I would really like to hear from any of you about what you do for advocacy or how you might be struggling with advocacy in your school and community. I am excited to be starting a blog in the near future and I am thinking about an art idea/lesson exchange for the start of the school year. If you have anything you would like to talk about right now, contact me at email@example.com. I would love to chat.
Middle Level Rep
Advocacy and leadership in the field of education and more specifically, art education, is very important. As almost all of you are painfully aware, education has come under a sort of attack in the past few years. We are either not doing our job well enough in the eyes of some or education budgets are being dismantled to pay for other things considered to be more important by politicians. As a result, as educators we must advocate and educate the population around us about the wonderful things that we are doing for the students we teach and the communities we teach in.
One way to advocate for your art program is to get involved with your community arts initiatives or conduct exhibits and shows of student artwork in the community. In Black River Falls, we hold student art exhibits in the public library. It is a beautiful space with a large gallery like room that is open to visitors without having to enter the library space. There are also independent businesses that are open to displaying student artwork as a means to generate traffic. You can also hold a fine arts night to help promote all the arts in your school. Have the band and choir put on a concert, display student artwork in the halls, and have your technology education folks participate by showing the woodworking or welding crafts produced and created by students. You could also have your family and consumer education teacher display things created by students in those classes. This brings a wide range of parents into the building to look, listen, and learn about all the wonderful things happening in the arts in your school.
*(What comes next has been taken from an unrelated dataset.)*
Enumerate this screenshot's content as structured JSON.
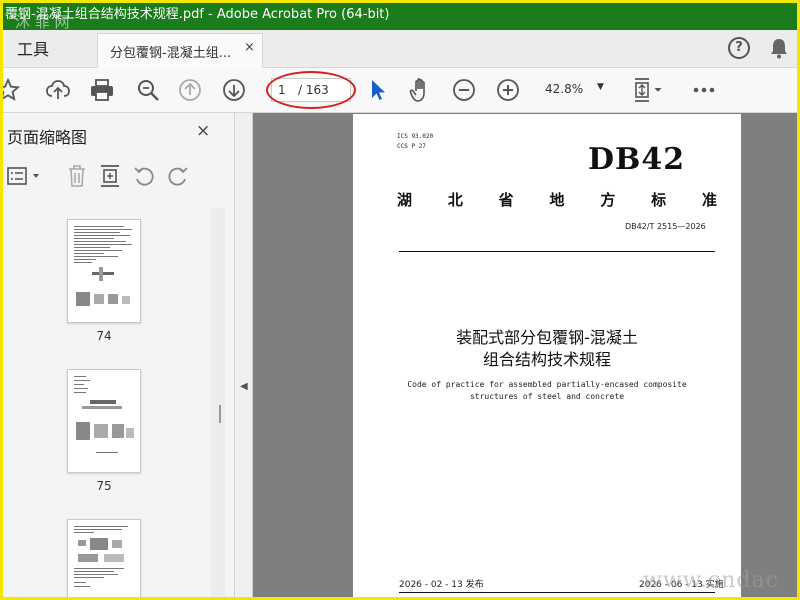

I have also been blessed to have an organization of women in town that are extremely supportive of visual arts, music, and language arts. Each year they conduct competitions in the three subject areas and award students with certificates and cash prizes for excellence in those subject areas. It would be worth your time to contact some different organizations in your community to find out if they would consider sponsoring such activities and competitions in your school. By taking the initiative to start some of these kinds of things in your schools and communities you will be taking on a leadership role advocating for your own art program.